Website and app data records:
·····

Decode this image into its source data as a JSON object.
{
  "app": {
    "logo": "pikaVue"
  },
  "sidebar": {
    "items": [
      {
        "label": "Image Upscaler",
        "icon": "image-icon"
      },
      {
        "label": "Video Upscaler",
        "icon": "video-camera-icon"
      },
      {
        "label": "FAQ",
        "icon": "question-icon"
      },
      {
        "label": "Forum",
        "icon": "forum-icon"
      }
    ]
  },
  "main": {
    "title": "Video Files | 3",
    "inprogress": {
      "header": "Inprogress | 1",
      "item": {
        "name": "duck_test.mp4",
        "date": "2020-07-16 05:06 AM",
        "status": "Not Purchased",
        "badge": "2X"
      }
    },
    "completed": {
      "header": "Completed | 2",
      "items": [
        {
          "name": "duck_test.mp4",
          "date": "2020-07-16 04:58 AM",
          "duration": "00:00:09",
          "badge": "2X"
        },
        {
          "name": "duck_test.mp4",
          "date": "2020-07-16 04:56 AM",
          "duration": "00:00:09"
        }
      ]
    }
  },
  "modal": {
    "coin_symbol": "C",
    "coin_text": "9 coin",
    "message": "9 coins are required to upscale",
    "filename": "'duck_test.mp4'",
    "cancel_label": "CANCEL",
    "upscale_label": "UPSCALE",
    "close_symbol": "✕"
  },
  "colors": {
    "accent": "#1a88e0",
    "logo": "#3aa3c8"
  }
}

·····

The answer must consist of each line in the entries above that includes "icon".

TASK SOLUTION
        "icon": "image-icon"
        "icon": "video-camera-icon"
        "icon": "question-icon"
        "icon": "forum-icon"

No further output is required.